Own Your Whole Health

Own Your Whole Health

Modern western medicine tells us that authority rests with the physician or the pharmaceutical company—somewhere outside of the patient. Not only is this a disempowering mindset for the individual; most doctors don’t like this trained passivity either. Healthcare practitioners lament patients not knowing their own internal organs, being unable to accurately describe the onset of symptoms, not following through on treatment protocols, and more. This, coupled with systemic constraints—such as the amount of time physicians have with patients—precludes optimum outcomes. And as we now know, fixing one problem (especially with medication), often creates others. 

I want to make the case for treating your doctor as your consultant, and not your boss. That each of us becomes so intimate with how our own bodies work, we take on the primary responsibility for our own health, coming from a sense of our intrinsic worthiness. Perfect health and pleasure are ours to claim. We should be so tuned in to our own physiology that we know when something's working, and we know when it's not. Our health will never be as important to anyone else as it is to us! 

1. Know your body parts and systems, and understand their interconnectivity. This is critical, as the body is always seeking homeostasis. A change in one system will cause a response elsewhere in the body. Learn how this works. Maybe you studied some basics in health class, or have some training in human biology and anatomy, but still, more than 60% of women couldn’t point to their own intimate parts when asked. This goes for the internal organs, also. Where are they in your body, and what do they do? If you need a refresher or an owner’s manual, take an online course. 

2. Everything we ingest impacts our health. Let’s understand how. Food, drugs, personal care products, household items: chemicals from all of these get into our body, affecting our organs and systems. It’s particularly important to understand how the synthetic hormones in birth control impact the entire body, or how antidepressants and other medicines affect the rest of the body’s systems. And, be skeptical about product claims! There is a lot of greenwashing out there right now. Major intimate care brands put their natural ingredients face forward, while disguising the fact that their main bases include things like dimethicone, or silicone—synthetics that are used to make, among other things, Silly Putty.

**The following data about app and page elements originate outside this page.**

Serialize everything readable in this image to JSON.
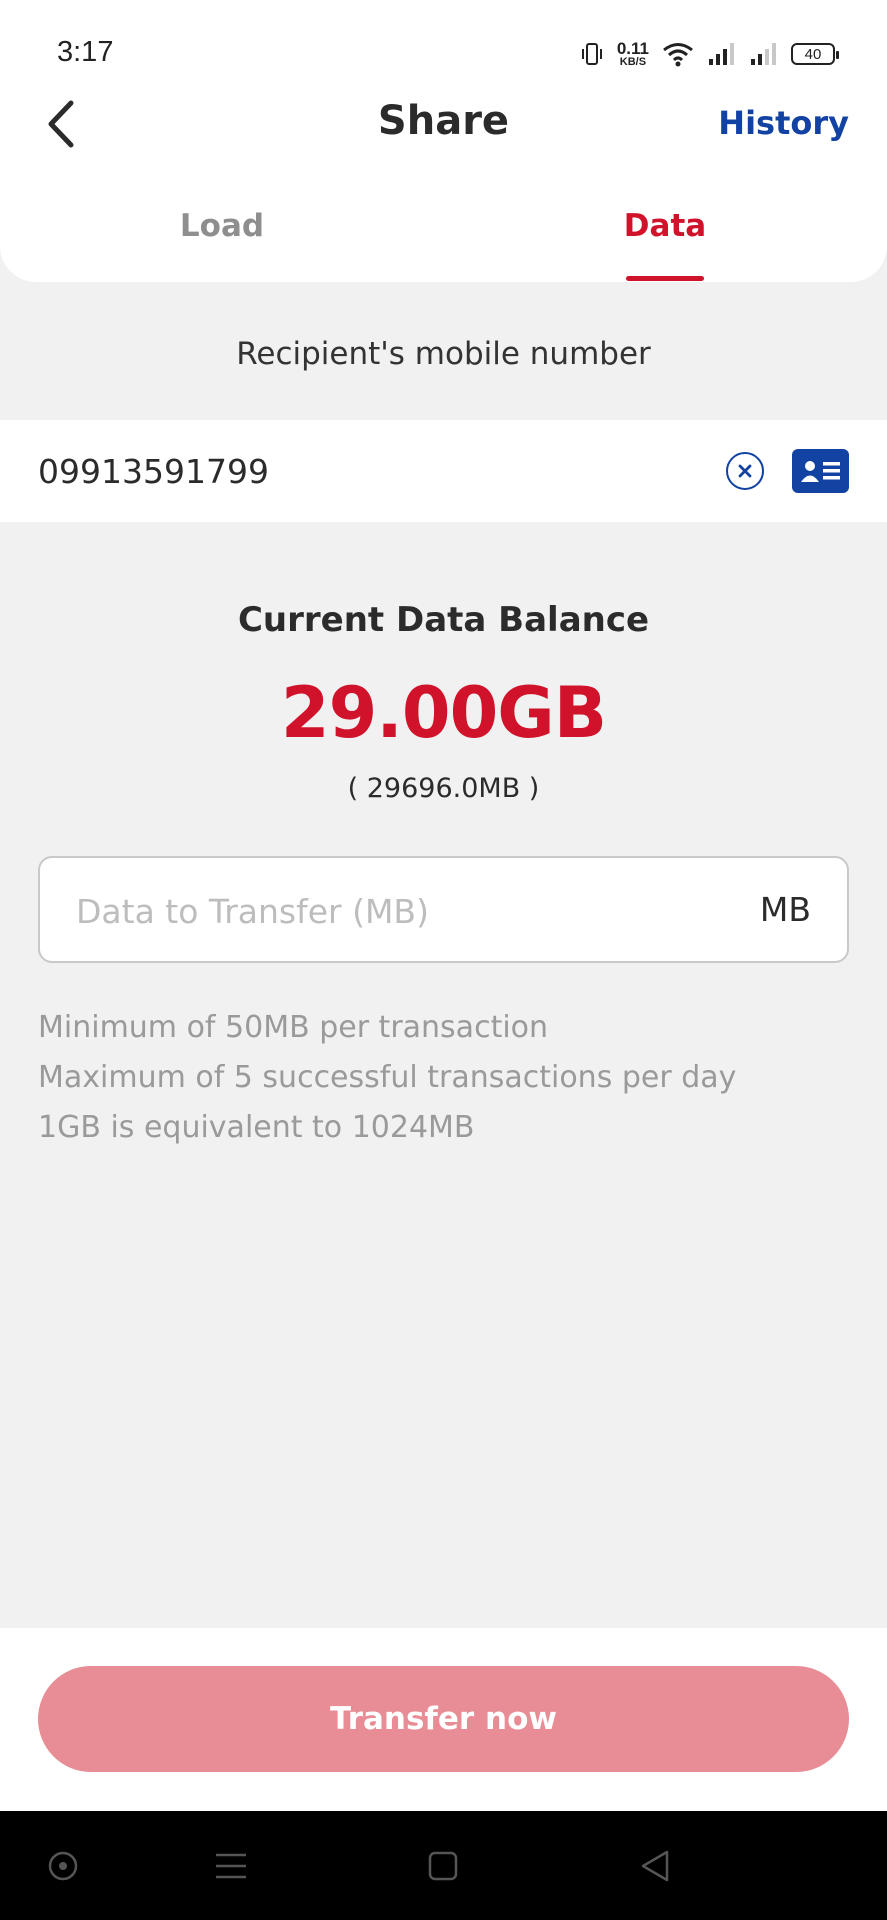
{
  "status_bar": {
    "time": "3:17",
    "net_speed_value": "0.11",
    "net_speed_unit": "KB/S",
    "battery": "40",
    "icons": [
      "vibrate-icon",
      "wifi-icon",
      "signal-icon",
      "signal-icon-2",
      "battery-icon"
    ]
  },
  "header": {
    "title": "Share",
    "history_label": "History",
    "tabs": [
      {
        "label": "Load",
        "active": false
      },
      {
        "label": "Data",
        "active": true
      }
    ]
  },
  "recipient": {
    "label": "Recipient's mobile number",
    "number": "09913591799"
  },
  "balance": {
    "label": "Current Data Balance",
    "value": "29.00GB",
    "mb_value": "( 29696.0MB )"
  },
  "transfer_field": {
    "placeholder": "Data to Transfer (MB)",
    "unit": "MB"
  },
  "notes": [
    "Minimum of 50MB per transaction",
    "Maximum of 5 successful transactions per day",
    "1GB is equivalent to 1024MB"
  ],
  "actions": {
    "transfer_label": "Transfer now"
  },
  "colors": {
    "accent_red": "#d0132b",
    "accent_blue": "#1243a3",
    "button_disabled": "#e88d96"
  }
}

3. Pay detailed attention to your own conditions. Especially if there’s something “off” in your body, begin to keep a daily health log. Take a few minutes each day to jot down mood, food, movement, digestive health. Perhaps invest in an Oura ring, or a tracking watch. If you’re still ovulating, use a period tracker. If you’re having a health challenge, educate yourself as much as possible about the conditions and symptoms.  

4. Understand the impact of mind and emotions on the body. While not the only things in play, our beliefs and self talk impact the body on a daily basis. They help determine whether we get sick, how fast we heal, even which of our gene potentials express themselves.

Let’s stand in the center of our own health power, say “I know my body", and operate from a deep understanding of what we experience from the inside. 

If you're looking for great content on women's sexual health, check out the recordings from this free online seminar with HERMD.


Stuck? Consider a Health Coach.

Most of us have a disconnected health team. We might have a doctor, dentist, eye doctor, yoga or meditation teacher, and/or fitness trainer. We might have medical beauty services, a therapist,  a chiropractor, a nutritionist. But they aren’t really a team, as they rarely (if ever)  talk to one another or work together. Here’s a new modality you might consider: the Integrative Health Coach.

Nicole Jardim, a health coach and expert in period pain, described to me her process for onboarding a client. She asks her clients to go through a process of removing all of the structural obstacles to health that are in their life, to get to a baseline off of which to see what else might be going on.  She helps clients naturally stabilize insulin and cortisol: the two hormones which drive much of well being. She says, “By stabilizing insulin levels so many other things in the body are stabilized.” 

The very first thing she begins with is food. Food is the primary driver of whether or not the body is operating optimally. Sugar, especially, is vital to manage well. Plus, much of our food goes through many processing stages—including pesticides, toxins, preservatives, and coloring—before it reaches our mouths. Jardin also looks deeply at any medications you may be  taking that have an impact on insulin and/on cortisol, which also impact other hormones. Her book has a whole section on what taking the pill does to a woman's body, and how that impacts other systems in the body. Food as medicine, exercise, and meditation go a long way to curing many ills, even complex, chronic illness.

I, personally, am a big fan of the Hippocrates lifestyle, and they offer a free Mini-CourseIf you’re really stuck, or have a health challenge, consider a full residential detox at their Florida facility. It can be lifechanging to see how quickly your system responds to green food, healing and exercise, no matter where you're starting from.


Back to Letters on Power, Love and Womanhood